- _Exercise directions_: Return the full listing, keeping every line exactly as it is.

- _Material for this exercise_:
-*-*-

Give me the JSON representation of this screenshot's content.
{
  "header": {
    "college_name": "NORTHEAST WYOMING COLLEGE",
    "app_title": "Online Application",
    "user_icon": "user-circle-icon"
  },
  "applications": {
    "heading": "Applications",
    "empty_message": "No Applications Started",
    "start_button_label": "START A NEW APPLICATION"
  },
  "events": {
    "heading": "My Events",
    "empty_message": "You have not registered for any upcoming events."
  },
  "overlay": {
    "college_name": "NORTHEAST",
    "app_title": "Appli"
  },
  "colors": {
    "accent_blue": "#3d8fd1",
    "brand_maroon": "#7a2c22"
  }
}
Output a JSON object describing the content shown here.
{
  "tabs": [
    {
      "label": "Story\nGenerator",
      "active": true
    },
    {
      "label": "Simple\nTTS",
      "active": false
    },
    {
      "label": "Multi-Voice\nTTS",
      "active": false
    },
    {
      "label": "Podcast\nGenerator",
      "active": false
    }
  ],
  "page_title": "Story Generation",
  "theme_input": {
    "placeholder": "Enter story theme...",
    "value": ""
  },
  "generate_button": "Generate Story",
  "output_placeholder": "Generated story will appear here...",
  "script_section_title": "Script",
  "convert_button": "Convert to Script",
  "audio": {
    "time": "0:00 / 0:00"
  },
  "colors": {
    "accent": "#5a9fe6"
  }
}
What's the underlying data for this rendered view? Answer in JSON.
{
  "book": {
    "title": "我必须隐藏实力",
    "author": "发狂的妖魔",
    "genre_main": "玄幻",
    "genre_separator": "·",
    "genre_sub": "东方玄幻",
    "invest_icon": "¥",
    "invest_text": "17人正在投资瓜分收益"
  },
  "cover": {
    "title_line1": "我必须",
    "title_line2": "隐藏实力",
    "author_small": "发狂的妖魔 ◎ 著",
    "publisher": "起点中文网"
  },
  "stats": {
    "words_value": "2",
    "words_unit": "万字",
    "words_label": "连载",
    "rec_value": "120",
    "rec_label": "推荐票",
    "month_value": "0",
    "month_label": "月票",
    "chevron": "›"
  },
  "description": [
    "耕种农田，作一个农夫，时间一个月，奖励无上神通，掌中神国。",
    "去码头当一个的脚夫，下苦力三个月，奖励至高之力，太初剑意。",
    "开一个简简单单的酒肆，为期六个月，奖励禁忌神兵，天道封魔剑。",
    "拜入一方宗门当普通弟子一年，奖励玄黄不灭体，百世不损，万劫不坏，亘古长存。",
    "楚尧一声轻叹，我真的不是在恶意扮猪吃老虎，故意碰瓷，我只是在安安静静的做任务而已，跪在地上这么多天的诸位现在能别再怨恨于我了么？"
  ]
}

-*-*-

- _Output for this exercise_:
Give me the JSON representation of this screenshot's content.
{
  "header": {
    "college_name": "NORTHEAST WYOMING COLLEGE",
    "app_title": "Online Application",
    "user_icon": "user-circle-icon"
  },
  "applications": {
    "heading": "Applications",
    "empty_message": "No Applications Started",
    "start_button_label": "START A NEW APPLICATION"
  },
  "events": {
    "heading": "My Events",
    "empty_message": "You have not registered for any upcoming events."
  },
  "overlay": {
    "college_name": "NORTHEAST",
    "app_title": "Appli"
  },
  "colors": {
    "accent_blue": "#3d8fd1",
    "brand_maroon": "#7a2c22"
  }
}
Output a JSON object describing the content shown here.
{
  "tabs": [
    {
      "label": "Story\nGenerator",
      "active": true
    },
    {
      "label": "Simple\nTTS",
      "active": false
    },
    {
      "label": "Multi-Voice\nTTS",
      "active": false
    },
    {
      "label": "Podcast\nGenerator",
      "active": false
    }
  ],
  "page_title": "Story Generation",
  "theme_input": {
    "placeholder": "Enter story theme...",
    "value": ""
  },
  "generate_button": "Generate Story",
  "output_placeholder": "Generated story will appear here...",
  "script_section_title": "Script",
  "convert_button": "Convert to Script",
  "audio": {
    "time": "0:00 / 0:00"
  },
  "colors": {
    "accent": "#5a9fe6"
  }
}
What's the underlying data for this rendered view? Answer in JSON.
{
  "book": {
    "title": "我必须隐藏实力",
    "author": "发狂的妖魔",
    "genre_main": "玄幻",
    "genre_separator": "·",
    "genre_sub": "东方玄幻",
    "invest_icon": "¥",
    "invest_text": "17人正在投资瓜分收益"
  },
  "cover": {
    "title_line1": "我必须",
    "title_line2": "隐藏实力",
    "author_small": "发狂的妖魔 ◎ 著",
    "publisher": "起点中文网"
  },
  "stats": {
    "words_value": "2",
    "words_unit": "万字",
    "words_label": "连载",
    "rec_value": "120",
    "rec_label": "推荐票",
    "month_value": "0",
    "month_label": "月票",
    "chevron": "›"
  },
  "description": [
    "耕种农田，作一个农夫，时间一个月，奖励无上神通，掌中神国。",
    "去码头当一个的脚夫，下苦力三个月，奖励至高之力，太初剑意。",
    "开一个简简单单的酒肆，为期六个月，奖励禁忌神兵，天道封魔剑。",
    "拜入一方宗门当普通弟子一年，奖励玄黄不灭体，百世不损，万劫不坏，亘古长存。",
    "楚尧一声轻叹，我真的不是在恶意扮猪吃老虎，故意碰瓷，我只是在安安静静的做任务而已，跪在地上这么多天的诸位现在能别再怨恨于我了么？"
  ]
}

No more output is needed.